The other is this: “Jesus is here for you. Even when your heart has wandered far away, He is still here for you. Even when you’re not committed enough, not dedicated enough, not sold-out enough, and don’t even want to be, He is here for you. All of the benefits that Jesus gained through His death on the cross are here, and they are for you.”
I honestly hope it’s the second, and not the first.
Here, a couple of days late perhaps (deal with it) are my thoughts on the Tennessee game this past weekend:
This was a textbook example of what happens when a team with a bad record and good talent meets a team with a bad record and bad talent: Usually the team with the bad record and good talent wins.

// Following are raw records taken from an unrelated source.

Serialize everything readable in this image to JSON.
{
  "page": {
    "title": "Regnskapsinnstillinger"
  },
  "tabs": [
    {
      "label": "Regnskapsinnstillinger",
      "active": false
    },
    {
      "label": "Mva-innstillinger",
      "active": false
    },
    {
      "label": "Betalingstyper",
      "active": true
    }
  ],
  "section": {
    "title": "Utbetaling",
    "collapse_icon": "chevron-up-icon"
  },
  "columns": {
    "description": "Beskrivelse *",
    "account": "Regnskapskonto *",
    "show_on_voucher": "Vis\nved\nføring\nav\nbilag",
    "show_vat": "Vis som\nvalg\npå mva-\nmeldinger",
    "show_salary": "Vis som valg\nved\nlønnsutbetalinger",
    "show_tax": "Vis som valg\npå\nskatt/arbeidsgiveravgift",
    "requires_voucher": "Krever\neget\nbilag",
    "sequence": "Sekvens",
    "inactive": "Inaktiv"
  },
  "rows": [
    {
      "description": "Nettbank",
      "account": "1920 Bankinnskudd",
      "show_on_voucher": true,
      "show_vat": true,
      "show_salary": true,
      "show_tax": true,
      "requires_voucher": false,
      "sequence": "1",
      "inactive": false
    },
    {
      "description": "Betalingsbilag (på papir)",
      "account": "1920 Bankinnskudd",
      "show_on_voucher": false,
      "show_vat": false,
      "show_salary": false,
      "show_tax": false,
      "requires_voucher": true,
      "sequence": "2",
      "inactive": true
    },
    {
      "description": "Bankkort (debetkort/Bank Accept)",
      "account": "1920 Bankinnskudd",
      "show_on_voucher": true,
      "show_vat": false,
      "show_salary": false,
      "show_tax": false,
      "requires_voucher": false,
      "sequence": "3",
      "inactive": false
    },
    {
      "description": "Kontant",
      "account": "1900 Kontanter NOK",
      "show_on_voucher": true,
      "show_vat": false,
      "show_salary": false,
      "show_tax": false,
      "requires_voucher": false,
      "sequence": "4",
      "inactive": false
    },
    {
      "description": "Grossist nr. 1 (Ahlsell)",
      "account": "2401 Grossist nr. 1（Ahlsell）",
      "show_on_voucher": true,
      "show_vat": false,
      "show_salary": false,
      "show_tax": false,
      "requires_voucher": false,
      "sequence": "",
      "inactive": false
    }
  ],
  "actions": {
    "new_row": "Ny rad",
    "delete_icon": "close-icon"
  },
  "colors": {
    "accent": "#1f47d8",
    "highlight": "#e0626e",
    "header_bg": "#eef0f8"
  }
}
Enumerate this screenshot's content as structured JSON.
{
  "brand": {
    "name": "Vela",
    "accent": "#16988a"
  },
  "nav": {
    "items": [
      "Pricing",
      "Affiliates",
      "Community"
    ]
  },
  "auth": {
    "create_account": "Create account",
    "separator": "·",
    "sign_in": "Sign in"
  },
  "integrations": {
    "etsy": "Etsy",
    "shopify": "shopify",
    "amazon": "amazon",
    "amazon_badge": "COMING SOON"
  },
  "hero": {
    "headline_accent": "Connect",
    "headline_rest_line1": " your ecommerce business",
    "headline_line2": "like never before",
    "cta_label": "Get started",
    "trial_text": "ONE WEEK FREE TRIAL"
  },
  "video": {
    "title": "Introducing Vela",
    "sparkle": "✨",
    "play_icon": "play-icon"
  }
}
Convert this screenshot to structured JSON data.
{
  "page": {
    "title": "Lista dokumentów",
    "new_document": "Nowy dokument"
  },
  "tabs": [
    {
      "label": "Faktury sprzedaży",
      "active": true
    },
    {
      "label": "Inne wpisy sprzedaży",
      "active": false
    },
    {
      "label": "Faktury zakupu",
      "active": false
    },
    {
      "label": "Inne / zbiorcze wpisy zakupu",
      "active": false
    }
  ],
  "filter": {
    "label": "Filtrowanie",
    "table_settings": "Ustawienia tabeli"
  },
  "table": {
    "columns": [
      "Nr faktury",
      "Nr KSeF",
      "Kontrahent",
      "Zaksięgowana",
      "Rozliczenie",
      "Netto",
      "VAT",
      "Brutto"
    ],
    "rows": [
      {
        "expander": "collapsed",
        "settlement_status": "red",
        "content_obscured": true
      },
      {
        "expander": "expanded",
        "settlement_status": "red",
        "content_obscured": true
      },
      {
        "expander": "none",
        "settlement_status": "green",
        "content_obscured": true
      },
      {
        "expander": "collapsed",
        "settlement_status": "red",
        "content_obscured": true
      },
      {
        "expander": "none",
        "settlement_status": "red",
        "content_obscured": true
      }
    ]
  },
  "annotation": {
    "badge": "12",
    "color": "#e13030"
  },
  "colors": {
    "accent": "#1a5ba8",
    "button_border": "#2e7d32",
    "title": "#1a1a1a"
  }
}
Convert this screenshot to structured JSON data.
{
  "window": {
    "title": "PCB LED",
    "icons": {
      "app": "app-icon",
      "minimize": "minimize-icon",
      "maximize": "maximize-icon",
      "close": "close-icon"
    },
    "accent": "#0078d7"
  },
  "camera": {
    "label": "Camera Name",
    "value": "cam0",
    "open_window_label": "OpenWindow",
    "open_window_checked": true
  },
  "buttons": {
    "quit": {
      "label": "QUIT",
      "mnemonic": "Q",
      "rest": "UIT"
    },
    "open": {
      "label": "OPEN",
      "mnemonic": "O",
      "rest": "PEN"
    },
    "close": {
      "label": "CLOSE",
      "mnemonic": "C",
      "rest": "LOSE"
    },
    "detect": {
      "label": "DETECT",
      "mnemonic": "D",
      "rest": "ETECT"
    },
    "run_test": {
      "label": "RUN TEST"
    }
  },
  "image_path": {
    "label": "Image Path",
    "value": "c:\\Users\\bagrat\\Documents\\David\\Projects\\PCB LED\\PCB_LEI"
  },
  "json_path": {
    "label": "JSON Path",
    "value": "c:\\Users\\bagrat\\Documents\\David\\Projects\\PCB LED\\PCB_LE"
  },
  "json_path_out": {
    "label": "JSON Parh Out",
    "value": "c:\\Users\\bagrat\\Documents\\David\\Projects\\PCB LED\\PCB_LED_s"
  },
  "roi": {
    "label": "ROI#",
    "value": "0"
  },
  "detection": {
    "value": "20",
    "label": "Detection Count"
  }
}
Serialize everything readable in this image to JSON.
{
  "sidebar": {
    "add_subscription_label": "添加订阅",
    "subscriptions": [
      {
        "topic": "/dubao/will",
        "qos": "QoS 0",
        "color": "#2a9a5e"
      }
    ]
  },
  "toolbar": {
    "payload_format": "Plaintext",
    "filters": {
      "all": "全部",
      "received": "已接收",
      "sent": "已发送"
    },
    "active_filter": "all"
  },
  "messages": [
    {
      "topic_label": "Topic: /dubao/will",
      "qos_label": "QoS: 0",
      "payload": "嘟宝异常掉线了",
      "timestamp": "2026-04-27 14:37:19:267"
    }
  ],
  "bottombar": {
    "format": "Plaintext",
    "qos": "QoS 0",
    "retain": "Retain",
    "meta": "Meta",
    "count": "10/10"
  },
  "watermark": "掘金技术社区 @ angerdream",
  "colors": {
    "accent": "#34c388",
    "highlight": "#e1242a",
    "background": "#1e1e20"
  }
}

If you have seen any of the games this year, you know that whatever Georgia’s problems may be, they certainly do not stem from a lack of talent. Our players are just as big, just as fast, just as athletic as their opponents. The problems Georgia has faced are strictly the result of coaching: offensive playcalling that fails to maximize the available resources, a new defensive system that is not a good fit for the personnel currently on hand (Didn’t Ray Goof have this problem with one of his defensive coordinators?), and the overarching problem: a head coach who is not setting the right tone for his program.
But even the worst coaching on the face of the earth cannot keep good talent down forever. Sooner or later, all that talent is bound to shine through and have its way. You do not want to be on the opposing team when that happens.
Now, some positives that Georgia has going for it as we look ahead to the remainder of the season:
–Aaron Murray. He’s a gamer. Though his offensive line has not blocked a lick for him, he has been anything but overwhelmed. In four games without A. J. Green, he managed five touchdowns to two interceptions and a 61 percent completion rate. Not bad for a freshman quarterback with no game experience prior to this year.
–A. J. Green. Having your best player in the lineup always helps. We saw that this week, and during the brief time that he played at Colorado.
–The defense is improving, all the blown coverages notwithstanding. Don’t look now, but after six games Todd Grantham’s defense has surrendered a full 51 fewer points than Willie Martinez’s defense at this point in the season last year. What’s more: Only once has anyone scored 30 or more points on Todd Grantham’s defense (Arkansas scored 31). After six games in 2009, Willie Martinez’s defense had given up 30-plus points three times and 40-plus points twice.